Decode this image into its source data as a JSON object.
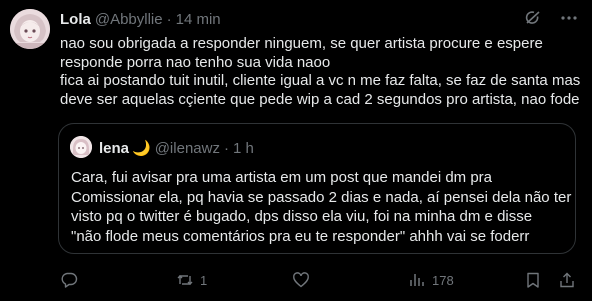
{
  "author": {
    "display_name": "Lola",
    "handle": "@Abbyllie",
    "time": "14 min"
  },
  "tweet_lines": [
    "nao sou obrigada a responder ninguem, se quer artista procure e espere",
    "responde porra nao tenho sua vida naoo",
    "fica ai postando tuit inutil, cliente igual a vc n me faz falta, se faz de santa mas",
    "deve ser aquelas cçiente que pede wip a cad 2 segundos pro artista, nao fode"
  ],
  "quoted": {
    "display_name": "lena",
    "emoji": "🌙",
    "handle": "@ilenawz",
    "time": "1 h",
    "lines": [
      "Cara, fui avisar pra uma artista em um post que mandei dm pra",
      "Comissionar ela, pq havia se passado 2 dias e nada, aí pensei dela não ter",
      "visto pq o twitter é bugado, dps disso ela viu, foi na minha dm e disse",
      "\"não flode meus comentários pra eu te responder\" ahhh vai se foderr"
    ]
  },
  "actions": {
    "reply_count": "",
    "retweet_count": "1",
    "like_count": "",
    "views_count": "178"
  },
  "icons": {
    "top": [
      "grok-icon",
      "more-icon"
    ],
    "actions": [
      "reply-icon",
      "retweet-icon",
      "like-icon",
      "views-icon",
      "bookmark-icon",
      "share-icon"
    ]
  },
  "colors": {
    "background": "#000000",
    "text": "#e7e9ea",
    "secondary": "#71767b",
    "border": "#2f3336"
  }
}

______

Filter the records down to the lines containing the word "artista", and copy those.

> **Solution to the problem**
    "nao sou obrigada a responder ninguem, se quer artista procure e espere",
    "deve ser aquelas cçiente que pede wip a cad 2 segundos pro artista, nao fode"
      "Cara, fui avisar pra uma artista em um post que mandei dm pra",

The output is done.